**Problem requirements:**
Each line of the data below that contains "Tekrar" must be copied.

**Page and application data records:**
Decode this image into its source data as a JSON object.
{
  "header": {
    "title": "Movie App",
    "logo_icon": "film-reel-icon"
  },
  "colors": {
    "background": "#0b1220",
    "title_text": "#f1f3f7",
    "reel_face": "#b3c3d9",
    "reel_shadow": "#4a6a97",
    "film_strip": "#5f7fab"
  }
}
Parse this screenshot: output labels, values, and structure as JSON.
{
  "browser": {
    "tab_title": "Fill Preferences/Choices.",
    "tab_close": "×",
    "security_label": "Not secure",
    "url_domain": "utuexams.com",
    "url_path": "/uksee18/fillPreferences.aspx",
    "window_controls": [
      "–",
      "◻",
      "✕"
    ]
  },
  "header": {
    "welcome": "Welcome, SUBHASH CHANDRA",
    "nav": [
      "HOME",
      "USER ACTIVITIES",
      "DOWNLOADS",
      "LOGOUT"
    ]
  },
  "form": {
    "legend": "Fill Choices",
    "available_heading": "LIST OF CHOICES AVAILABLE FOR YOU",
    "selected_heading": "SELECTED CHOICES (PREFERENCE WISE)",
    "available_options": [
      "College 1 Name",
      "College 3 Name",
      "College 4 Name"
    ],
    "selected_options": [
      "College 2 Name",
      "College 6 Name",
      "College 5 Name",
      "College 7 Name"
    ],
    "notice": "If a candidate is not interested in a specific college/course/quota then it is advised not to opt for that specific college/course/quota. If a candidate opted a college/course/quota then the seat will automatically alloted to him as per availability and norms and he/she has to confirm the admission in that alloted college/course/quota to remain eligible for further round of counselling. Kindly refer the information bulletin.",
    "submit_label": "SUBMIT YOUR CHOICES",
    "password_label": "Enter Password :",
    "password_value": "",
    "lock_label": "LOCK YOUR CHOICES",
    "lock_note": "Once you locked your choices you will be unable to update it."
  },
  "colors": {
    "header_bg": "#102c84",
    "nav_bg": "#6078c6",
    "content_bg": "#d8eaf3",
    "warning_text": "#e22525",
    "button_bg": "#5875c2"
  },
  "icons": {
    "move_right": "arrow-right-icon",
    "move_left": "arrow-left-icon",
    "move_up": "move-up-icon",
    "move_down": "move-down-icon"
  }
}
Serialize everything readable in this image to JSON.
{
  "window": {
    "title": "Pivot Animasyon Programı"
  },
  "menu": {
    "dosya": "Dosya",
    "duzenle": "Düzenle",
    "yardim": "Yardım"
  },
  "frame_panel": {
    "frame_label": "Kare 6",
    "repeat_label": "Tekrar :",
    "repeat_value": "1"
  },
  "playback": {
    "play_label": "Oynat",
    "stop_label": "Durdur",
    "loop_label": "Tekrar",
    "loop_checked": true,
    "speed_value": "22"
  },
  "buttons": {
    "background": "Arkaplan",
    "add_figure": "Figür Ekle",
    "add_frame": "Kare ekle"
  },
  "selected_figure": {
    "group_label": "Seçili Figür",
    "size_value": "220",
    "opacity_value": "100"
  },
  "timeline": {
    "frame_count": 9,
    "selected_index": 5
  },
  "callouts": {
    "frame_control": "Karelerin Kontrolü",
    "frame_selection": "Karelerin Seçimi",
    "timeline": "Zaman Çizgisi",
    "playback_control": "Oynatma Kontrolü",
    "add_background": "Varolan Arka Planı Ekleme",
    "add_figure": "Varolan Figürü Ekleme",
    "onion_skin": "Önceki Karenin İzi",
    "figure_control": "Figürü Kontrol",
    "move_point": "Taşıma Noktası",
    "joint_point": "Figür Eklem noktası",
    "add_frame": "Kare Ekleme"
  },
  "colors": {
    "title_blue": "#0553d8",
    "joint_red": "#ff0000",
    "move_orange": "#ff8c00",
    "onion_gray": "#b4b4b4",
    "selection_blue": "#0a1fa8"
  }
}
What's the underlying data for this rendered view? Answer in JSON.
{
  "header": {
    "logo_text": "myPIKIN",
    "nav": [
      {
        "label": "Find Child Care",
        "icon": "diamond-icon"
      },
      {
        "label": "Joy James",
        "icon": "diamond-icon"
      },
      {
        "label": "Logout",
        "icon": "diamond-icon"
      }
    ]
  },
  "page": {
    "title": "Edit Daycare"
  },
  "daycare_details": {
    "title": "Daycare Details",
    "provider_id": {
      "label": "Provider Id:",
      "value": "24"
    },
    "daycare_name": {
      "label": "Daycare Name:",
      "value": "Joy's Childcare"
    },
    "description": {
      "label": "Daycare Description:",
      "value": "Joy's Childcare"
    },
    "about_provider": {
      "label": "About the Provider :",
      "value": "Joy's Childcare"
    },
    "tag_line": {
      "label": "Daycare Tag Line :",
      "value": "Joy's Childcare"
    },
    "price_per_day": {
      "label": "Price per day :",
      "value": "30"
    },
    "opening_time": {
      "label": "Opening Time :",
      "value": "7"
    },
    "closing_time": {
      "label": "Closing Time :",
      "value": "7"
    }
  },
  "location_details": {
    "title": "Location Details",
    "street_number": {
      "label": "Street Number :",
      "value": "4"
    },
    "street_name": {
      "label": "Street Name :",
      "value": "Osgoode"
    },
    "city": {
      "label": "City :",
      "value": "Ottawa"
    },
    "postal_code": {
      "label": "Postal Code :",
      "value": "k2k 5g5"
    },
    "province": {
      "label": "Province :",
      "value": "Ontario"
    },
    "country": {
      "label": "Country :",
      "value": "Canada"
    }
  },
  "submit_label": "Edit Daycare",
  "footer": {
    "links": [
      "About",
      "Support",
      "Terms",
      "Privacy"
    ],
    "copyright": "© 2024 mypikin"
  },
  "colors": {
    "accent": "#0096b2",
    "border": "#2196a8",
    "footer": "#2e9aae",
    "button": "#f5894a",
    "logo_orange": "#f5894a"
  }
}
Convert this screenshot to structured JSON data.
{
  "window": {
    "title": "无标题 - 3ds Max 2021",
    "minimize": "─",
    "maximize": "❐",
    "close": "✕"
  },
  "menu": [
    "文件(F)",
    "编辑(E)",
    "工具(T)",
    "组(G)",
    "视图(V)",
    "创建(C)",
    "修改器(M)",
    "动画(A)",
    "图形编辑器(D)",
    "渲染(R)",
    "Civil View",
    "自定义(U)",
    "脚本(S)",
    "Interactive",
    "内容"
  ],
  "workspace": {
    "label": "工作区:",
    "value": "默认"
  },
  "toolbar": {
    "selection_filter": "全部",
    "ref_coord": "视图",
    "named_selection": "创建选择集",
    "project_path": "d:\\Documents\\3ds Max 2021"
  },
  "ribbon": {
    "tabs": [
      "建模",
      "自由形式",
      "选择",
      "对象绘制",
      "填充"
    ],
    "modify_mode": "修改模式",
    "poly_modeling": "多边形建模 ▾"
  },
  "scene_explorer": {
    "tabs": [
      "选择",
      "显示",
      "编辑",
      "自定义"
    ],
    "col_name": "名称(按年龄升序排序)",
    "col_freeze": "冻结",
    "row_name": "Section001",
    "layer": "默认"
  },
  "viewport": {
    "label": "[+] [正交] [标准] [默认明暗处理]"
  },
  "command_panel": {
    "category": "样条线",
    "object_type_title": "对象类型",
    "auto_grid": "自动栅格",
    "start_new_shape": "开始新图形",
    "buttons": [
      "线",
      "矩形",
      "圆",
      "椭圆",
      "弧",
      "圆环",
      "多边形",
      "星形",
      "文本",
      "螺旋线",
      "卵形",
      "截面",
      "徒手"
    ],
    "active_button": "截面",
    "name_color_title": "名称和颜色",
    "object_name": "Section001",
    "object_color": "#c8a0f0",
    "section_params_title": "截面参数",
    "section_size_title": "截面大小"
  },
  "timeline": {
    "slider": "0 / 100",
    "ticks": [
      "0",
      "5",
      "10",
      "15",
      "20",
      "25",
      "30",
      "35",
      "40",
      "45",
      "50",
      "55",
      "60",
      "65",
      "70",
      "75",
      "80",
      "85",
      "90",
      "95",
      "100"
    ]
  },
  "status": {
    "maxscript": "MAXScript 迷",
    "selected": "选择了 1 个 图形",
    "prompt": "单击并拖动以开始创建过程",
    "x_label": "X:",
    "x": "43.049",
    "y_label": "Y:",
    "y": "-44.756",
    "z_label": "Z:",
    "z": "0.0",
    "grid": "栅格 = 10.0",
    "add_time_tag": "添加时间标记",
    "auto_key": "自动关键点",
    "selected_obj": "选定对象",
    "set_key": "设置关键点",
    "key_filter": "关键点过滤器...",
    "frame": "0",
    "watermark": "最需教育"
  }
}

**Answer:**
    "repeat_label": "Tekrar :",
    "loop_label": "Tekrar",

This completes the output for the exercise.